However, while such issues are indeed major worries for the governments and peoples involved. Another major problem has long beset the region for decades now. This is the ecological degradation that has affected majority of the region’s population. As the population continues to rise, neglect for the environment as well as its outright destruction to pave the way for modern infrastructure and industry have brought about the calamities such as floods, landslides, and droughts. These disastrous events only made encouraged worse poverty among the people. This paper discusses the causes and effects of the ecological problems in the region. This also provides an overview of the steps in sustainable development being undertaken by the public and private sectors, including some observations regarding the effectiveness of such measures.

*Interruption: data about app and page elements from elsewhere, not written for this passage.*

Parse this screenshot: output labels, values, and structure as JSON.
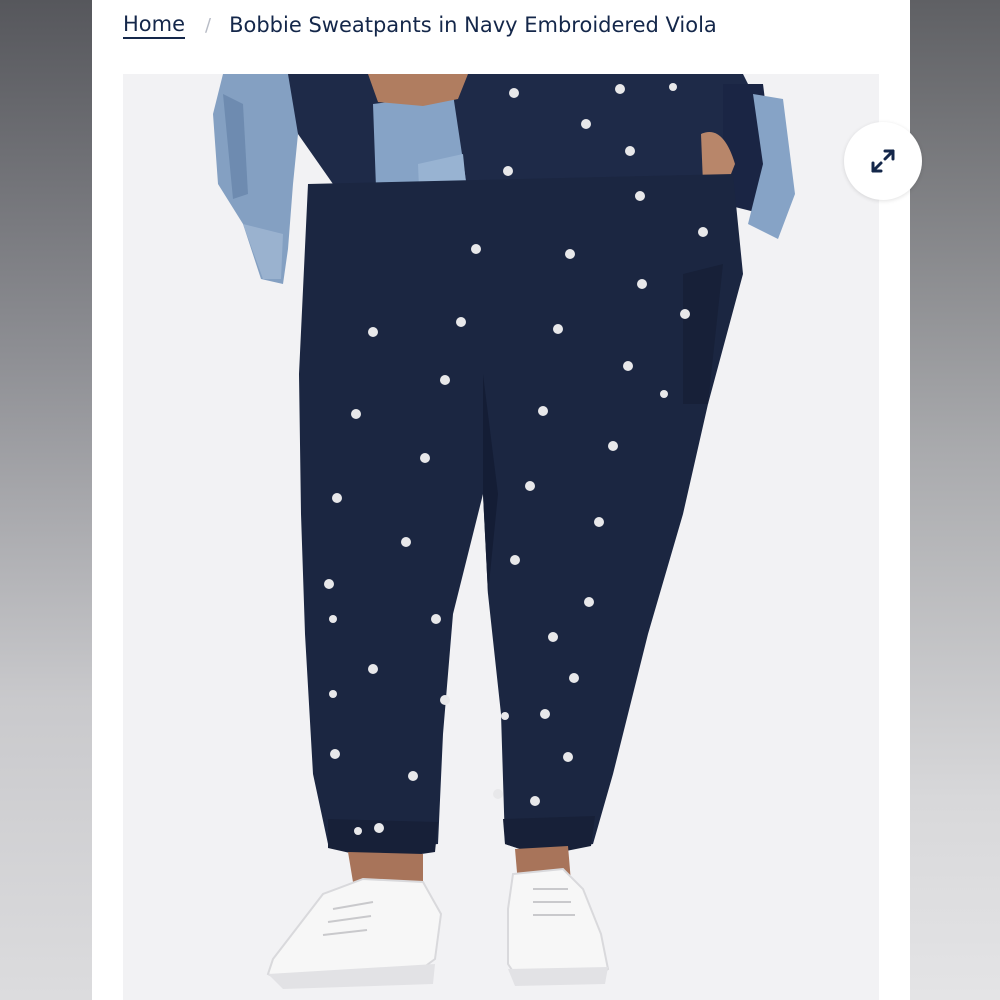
{
  "breadcrumb": {
    "home_label": "Home",
    "separator": "/",
    "current_label": "Bobbie Sweatpants in Navy Embroidered Viola"
  },
  "product_image": {
    "expand_icon": "expand-arrows-icon"
  },
  "colors": {
    "brand_navy": "#14274a",
    "pants_navy": "#1b2641",
    "denim": "#7f9cbd"
  }
}
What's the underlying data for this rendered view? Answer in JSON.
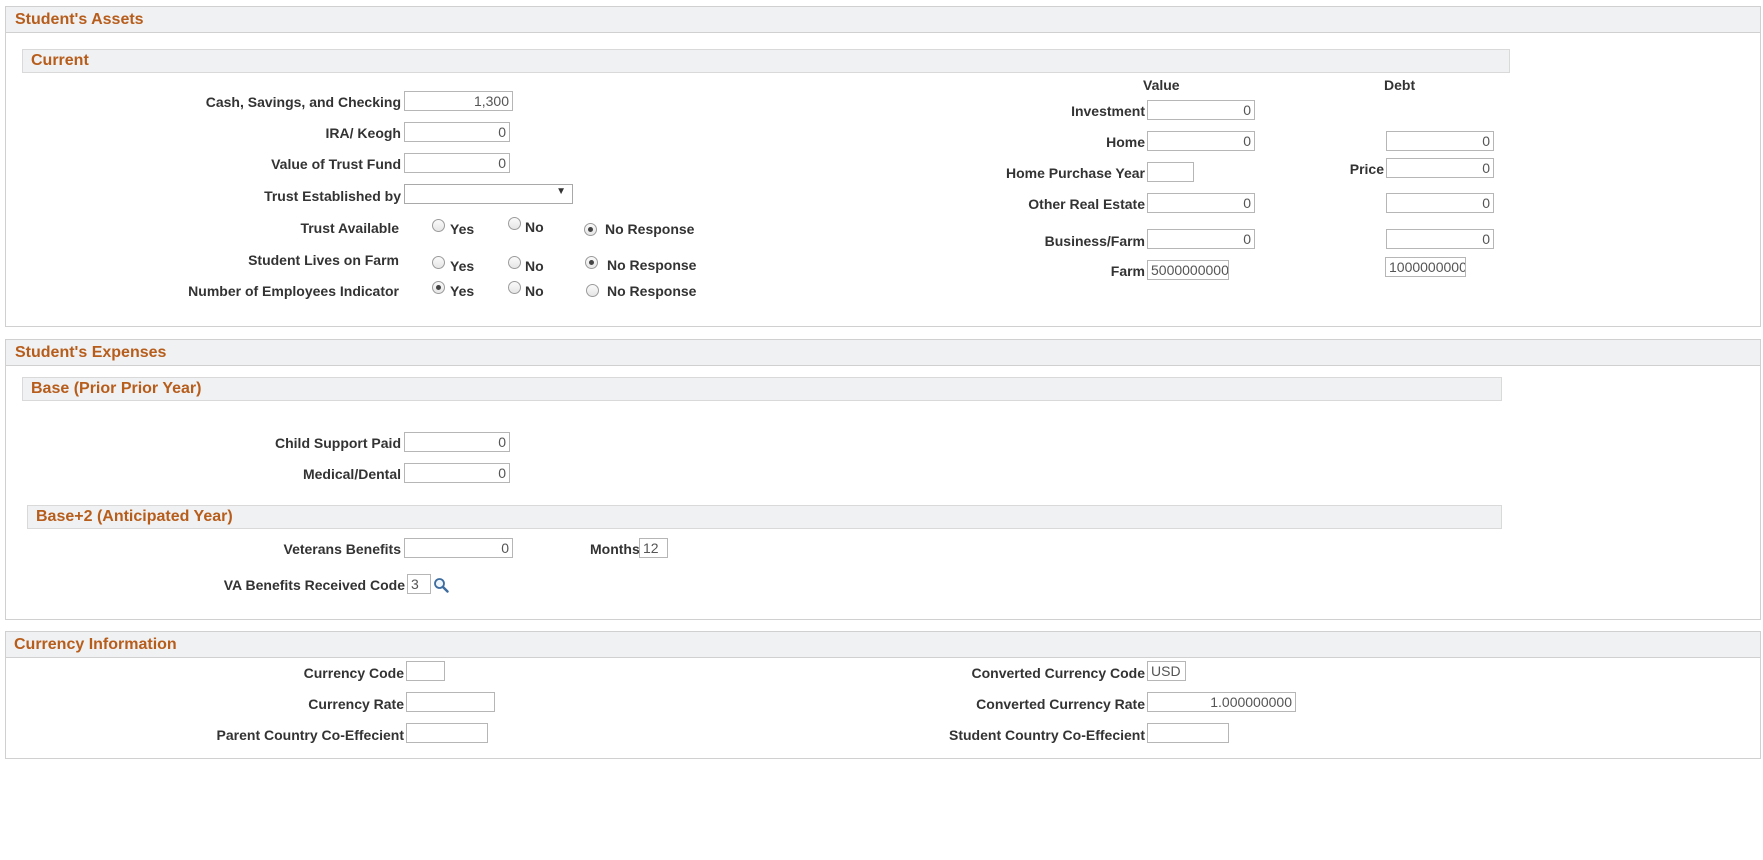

Mahatma Gandhi, India’s most famous leader in its struggle for independence, said that the “world is sufficient for everyone’s needs, but not for everyone’s greed.” He was referring to the fact that the world does not actually have an inadequate supply of natural resources that can be used to feed the billions of its human inhabitants. However, because of greed, whether it is corporate, state, or individual, the ecological systems have been destroyed and the natural resources, from flora, fauna, and minerals, have become depleted as a result. Gandhi certainly did not have to learn about the environmental problems of the whole world in order to make such statement. Even during his time, he could already see the growing seriousness of the problem in his own native land, India, which is more than half of South Asia. In the current times, South Asia is indeed in the stage when the efforts to solve the environmental problems still have to show signs of significant improvement. Such efforts, however, have stalled the pace of environmental